-- Recorded data --
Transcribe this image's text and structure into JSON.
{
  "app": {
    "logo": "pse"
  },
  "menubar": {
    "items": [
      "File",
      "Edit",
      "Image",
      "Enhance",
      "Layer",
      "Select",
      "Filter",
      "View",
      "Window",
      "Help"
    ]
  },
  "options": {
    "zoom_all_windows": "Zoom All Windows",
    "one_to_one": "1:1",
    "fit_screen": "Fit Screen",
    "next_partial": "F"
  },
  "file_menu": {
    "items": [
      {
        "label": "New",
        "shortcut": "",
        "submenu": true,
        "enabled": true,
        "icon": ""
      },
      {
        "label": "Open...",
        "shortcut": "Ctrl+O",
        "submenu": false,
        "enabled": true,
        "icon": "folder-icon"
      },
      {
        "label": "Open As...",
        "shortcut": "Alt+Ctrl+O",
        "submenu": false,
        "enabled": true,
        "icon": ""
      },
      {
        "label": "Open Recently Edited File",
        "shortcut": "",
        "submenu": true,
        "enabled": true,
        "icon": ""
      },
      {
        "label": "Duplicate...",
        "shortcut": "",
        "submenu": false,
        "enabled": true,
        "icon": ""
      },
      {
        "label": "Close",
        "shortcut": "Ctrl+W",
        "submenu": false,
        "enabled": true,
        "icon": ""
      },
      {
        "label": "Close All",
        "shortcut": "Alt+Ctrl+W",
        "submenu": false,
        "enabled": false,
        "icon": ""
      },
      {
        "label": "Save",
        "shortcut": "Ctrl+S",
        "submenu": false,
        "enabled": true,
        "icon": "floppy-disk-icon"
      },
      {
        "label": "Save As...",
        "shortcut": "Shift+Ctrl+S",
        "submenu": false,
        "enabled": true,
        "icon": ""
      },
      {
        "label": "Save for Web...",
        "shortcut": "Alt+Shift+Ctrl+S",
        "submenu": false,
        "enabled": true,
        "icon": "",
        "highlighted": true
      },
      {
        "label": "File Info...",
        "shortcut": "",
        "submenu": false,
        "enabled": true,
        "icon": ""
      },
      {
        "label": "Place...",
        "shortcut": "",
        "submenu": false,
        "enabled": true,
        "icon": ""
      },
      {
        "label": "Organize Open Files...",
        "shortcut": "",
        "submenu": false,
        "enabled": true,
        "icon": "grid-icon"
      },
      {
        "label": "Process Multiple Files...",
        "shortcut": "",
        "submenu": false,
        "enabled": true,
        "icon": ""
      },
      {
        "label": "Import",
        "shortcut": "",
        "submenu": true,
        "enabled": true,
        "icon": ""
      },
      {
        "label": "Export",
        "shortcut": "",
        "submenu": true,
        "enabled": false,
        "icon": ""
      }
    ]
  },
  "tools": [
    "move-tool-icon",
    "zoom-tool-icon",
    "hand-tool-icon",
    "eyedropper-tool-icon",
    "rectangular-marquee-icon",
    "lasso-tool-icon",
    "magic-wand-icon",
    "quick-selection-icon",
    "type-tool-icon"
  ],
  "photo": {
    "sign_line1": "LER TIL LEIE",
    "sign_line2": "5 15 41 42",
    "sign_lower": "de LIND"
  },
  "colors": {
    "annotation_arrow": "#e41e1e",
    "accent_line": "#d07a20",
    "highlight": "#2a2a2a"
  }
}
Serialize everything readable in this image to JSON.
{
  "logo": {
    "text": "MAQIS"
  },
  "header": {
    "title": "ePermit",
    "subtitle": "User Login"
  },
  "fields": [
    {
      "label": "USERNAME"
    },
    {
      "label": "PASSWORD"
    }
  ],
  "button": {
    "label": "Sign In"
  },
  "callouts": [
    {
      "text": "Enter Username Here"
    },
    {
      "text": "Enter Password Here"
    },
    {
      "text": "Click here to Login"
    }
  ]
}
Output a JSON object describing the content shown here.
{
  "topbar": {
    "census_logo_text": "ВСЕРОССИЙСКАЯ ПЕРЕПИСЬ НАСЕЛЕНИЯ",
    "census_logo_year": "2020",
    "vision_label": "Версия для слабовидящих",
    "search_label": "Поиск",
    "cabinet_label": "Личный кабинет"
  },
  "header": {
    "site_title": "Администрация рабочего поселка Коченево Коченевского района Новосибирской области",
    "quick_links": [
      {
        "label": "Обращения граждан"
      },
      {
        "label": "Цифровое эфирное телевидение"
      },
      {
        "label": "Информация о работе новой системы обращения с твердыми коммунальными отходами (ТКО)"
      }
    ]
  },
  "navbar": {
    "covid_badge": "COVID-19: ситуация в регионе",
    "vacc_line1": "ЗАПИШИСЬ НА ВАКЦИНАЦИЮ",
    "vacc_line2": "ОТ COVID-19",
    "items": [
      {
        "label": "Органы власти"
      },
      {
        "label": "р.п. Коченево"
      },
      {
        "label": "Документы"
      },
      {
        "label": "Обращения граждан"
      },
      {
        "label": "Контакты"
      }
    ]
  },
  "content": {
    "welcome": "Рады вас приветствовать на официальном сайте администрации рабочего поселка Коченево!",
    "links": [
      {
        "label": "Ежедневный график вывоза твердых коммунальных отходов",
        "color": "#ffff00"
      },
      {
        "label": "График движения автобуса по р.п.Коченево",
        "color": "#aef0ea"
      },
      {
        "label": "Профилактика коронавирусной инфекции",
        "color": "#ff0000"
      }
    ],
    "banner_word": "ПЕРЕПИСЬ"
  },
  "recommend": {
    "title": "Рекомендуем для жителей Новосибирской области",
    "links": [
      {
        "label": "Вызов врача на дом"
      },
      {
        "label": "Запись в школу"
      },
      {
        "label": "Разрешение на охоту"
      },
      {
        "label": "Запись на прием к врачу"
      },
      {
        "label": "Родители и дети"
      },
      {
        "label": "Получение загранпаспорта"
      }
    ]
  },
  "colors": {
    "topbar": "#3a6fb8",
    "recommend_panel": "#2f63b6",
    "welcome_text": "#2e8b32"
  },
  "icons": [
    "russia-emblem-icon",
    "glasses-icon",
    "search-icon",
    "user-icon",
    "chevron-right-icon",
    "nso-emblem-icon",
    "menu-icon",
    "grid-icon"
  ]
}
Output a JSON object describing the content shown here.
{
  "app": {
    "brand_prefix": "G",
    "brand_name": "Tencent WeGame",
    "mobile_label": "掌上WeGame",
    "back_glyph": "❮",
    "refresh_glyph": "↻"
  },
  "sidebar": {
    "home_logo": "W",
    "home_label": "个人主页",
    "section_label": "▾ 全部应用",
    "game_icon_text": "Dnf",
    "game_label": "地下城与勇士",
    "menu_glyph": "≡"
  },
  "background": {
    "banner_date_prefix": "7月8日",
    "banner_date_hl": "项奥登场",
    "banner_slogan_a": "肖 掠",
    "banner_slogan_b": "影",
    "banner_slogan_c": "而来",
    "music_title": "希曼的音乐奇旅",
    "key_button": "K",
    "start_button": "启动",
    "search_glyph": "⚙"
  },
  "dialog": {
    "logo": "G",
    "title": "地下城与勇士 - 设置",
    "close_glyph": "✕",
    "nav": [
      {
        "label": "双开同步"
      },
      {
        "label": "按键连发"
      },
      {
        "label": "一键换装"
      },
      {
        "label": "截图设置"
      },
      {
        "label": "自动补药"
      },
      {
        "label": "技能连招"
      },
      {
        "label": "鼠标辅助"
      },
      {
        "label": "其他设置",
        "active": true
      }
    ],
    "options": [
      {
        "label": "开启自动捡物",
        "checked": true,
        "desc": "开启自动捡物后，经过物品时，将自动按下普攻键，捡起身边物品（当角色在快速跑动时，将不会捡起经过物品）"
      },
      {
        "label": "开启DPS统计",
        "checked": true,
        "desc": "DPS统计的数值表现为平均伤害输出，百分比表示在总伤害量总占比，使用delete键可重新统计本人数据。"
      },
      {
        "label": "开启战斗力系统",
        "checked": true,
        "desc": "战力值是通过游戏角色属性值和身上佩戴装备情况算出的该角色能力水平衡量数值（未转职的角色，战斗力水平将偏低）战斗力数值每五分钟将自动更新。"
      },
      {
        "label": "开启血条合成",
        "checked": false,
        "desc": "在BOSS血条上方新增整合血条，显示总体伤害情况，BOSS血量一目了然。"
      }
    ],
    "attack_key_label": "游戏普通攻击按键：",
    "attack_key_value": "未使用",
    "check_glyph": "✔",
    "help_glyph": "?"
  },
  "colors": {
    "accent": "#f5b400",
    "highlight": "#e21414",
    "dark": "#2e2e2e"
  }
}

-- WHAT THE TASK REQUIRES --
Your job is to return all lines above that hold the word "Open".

-- EXERCISE SOLUTION --
        "label": "Open...",
        "label": "Open As...",
        "label": "Open Recently Edited File",
        "label": "Organize Open Files...",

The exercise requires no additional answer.